Hallmark cards, boxes of chocolate and red roses are likely flying off the shelves in preparation for the year’s official day of love.
Valentine’s Day falls on Sunday this year, Feb. 14, and is celebrated by people recognizing the ones they love, and showing them that they care. It also offers secret admirers a chance to show their crushes they exist by extending to them an invitation to be their valentine.
For 20-year-old Boulder resident Katie Wright, Valentine’s Day is an opportunity to reconnect with her long-term boyfriend, and drop hints regarding what she wants.
“We’ve been dating for over three years,” Wright said. “He doesn’t do as many nice things for me. I have to hint at him what I want. If I didn’t remind him it was the 14th he wouldn’t remember.”
Some students find ways to celebrate despite a lack of a significant other.
“They’re doing singles night at the Sushi Spot on the Hill, [which includes] doing free champagne samples for singles,” said 20-year-old junior psychology major Kelly Kennedy.
Leonardo Labriola, a 19-year-old sophomore international affairs and philosophy major, said he is bitter about being single on Valentine’s Day, but takes it with a grain of salt.

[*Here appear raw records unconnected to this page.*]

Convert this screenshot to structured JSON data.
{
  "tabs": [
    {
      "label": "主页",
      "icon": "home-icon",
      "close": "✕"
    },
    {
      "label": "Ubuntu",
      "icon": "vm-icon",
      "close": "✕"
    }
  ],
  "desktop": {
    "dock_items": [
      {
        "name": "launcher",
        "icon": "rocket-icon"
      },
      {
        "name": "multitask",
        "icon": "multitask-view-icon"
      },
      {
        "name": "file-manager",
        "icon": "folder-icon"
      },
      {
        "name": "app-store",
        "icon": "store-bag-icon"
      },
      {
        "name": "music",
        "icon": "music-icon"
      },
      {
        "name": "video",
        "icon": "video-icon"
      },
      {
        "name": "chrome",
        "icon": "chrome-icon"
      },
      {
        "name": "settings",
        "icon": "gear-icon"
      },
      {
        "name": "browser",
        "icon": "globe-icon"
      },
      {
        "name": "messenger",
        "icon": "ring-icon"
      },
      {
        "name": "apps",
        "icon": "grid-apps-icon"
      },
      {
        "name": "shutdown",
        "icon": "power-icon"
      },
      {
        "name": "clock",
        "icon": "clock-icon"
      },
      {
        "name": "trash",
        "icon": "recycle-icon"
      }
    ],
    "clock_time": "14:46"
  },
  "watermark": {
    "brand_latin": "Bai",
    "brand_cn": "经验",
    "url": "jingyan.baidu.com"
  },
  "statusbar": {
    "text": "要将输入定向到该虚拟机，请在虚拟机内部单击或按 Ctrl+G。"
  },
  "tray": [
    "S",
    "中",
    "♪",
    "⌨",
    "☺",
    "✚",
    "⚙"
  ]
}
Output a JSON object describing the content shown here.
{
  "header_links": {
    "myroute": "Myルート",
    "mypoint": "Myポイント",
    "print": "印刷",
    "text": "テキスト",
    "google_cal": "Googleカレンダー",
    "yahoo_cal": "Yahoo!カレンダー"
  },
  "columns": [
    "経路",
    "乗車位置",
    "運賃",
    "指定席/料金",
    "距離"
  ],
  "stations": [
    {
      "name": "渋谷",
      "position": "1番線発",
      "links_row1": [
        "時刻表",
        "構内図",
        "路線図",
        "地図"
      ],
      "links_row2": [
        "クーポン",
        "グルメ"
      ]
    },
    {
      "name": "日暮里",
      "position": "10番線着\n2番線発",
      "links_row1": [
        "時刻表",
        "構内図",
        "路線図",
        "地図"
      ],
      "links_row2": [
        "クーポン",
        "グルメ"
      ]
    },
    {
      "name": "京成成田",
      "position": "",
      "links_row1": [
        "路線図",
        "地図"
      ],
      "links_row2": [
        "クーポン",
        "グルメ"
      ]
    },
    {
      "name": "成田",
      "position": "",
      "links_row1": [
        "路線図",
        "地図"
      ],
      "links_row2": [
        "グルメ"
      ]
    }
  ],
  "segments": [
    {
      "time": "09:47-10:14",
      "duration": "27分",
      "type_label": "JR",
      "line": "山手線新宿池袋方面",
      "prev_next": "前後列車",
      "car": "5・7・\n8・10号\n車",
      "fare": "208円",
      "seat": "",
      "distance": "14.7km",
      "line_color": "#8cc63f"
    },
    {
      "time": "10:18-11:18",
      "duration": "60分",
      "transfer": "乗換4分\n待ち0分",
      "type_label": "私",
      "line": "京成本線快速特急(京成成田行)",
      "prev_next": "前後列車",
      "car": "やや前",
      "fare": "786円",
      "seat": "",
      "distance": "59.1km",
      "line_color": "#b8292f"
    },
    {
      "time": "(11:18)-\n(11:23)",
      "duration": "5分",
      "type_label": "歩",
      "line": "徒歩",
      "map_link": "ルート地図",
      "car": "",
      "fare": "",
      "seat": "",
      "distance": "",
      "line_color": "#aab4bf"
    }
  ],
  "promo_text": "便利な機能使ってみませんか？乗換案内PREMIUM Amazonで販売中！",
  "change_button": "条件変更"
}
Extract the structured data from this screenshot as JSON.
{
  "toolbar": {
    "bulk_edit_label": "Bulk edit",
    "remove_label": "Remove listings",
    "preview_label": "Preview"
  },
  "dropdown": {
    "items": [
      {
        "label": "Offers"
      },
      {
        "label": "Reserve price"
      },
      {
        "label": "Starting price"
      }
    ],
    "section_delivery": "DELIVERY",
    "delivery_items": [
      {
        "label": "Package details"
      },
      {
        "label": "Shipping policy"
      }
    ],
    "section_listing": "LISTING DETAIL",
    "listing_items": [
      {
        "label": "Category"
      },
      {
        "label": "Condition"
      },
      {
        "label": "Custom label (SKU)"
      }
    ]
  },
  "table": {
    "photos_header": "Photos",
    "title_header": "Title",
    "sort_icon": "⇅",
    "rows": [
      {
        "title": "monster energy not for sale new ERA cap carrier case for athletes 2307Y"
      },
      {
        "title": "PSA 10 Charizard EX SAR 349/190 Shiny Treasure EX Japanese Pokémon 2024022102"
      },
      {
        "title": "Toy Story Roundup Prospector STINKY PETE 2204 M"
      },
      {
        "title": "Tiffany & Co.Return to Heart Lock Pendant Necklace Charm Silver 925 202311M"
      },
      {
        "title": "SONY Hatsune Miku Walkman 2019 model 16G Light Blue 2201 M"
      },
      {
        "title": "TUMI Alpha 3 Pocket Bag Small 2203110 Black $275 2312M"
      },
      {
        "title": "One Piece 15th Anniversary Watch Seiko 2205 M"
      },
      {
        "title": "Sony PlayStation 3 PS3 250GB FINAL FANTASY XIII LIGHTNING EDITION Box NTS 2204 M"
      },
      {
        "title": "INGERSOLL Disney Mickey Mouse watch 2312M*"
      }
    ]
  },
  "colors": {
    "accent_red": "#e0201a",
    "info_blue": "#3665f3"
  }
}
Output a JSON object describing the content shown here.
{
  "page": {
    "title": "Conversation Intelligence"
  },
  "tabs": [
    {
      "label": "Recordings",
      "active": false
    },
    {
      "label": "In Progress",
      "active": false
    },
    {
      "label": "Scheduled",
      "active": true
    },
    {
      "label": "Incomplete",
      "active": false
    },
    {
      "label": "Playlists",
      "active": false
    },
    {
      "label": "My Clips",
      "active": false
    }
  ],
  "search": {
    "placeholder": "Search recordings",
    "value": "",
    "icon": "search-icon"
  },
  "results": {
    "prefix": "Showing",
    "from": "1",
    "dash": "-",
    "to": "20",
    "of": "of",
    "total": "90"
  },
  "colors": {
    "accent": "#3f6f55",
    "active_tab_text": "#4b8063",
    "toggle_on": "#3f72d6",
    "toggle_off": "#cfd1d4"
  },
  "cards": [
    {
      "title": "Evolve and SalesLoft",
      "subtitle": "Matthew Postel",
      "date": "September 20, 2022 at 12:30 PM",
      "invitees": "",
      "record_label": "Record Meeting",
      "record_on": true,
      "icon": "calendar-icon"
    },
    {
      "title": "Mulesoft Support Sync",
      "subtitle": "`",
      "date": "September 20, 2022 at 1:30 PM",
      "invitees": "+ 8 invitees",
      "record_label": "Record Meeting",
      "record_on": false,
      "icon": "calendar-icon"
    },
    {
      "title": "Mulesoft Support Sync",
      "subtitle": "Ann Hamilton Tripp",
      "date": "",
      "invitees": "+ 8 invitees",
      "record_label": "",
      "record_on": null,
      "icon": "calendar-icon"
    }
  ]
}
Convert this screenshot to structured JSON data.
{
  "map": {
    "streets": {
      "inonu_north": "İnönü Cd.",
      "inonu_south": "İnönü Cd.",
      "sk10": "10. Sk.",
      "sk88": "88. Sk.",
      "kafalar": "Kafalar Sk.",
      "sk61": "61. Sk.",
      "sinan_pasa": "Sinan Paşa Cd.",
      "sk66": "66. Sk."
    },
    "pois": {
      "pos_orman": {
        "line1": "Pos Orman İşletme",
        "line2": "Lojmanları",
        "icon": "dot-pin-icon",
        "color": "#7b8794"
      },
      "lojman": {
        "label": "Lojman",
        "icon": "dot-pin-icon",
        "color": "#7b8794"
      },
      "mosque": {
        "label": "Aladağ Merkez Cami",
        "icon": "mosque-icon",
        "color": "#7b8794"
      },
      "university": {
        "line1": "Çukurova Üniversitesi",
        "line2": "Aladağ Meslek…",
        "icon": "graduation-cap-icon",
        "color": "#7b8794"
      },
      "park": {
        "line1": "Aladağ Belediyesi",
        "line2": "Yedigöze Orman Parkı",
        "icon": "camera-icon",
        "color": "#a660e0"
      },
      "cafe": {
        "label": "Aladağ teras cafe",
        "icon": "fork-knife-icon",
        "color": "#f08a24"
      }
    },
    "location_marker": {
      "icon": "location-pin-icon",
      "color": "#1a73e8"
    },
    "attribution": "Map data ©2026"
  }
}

“I am the Valentine’s Day Grinch,” Labriola said. “I hate the Whos and all their Valentine’s Day Who-bil-ation. We’re having a single’s party. It’s actually a Mardi Gras theme, and the girl with the most beads at the end of the night wins $20.”
Labriola said he is looking forward to March 14, a date he refers to as “Steak and a B.J. Day.”
“It’s the equivalent of a Valentine’s Day for guys,” Labriola said.
As far as dates go, there’s always dinner and a movie, which could be nicely complemented by flowers and chocolate. Personalized M&M’s can add a unique twist. For those working with a more generous budget, lingerie, jewelry and perfume make for a romantic gift for both genders.
For the less-conventional romantics out there, there exists a plethora of creative ways to celebrate.
“What about couples massage?” said Christina Perchiacca, a 20-year-old sophomore psychology major.
Perchiacca said she’s going to spend Valentine’s Day with friends.
“We’re going to order the Papa Romano’s heart-shaped pizza,” Perchiacca said.
Other students plan to go cheap.
“I don’t really like the idea of spending money. I think there are things for free you can do to show people you love them,” said Liza Fryberger, a 21-year-old sophomore communication major.
Dan Ariniello, a 19-year-old sophomore advertising major, said he has an affordable yet affectionate Valentine’s eve.
“I’m cooking, and then we’re going ice skating,” Ariniello said.
Try serving breakfast-in-bed to your significant other, making things heart-shaped or dying them red. Make the hole in the toast heart-shaped for a “heart-in-a-hole,” or make heart shaped pancakes. Top with whipped-cream and a cherry, and wash it down with a Shirley Temple.
Other inexpensive ideas include stocking up on candy hearts and chocolate in the dollar aisle of Target. Those with an artistic flair could make their own valentines. Try making a collage card ransom-note-style, cutting out letters or words from magazines and arranging them to form a message.
Writing someone a love poem is an ambitious but thoughtful idea. Bonus points for those who play an instrument and make it a melody. A less-ambitious approach is just putting together a personalized mixed CD.
Contact CU Independent Staff Writer Ana McIntosh Anna.firstname.lastname@example.org.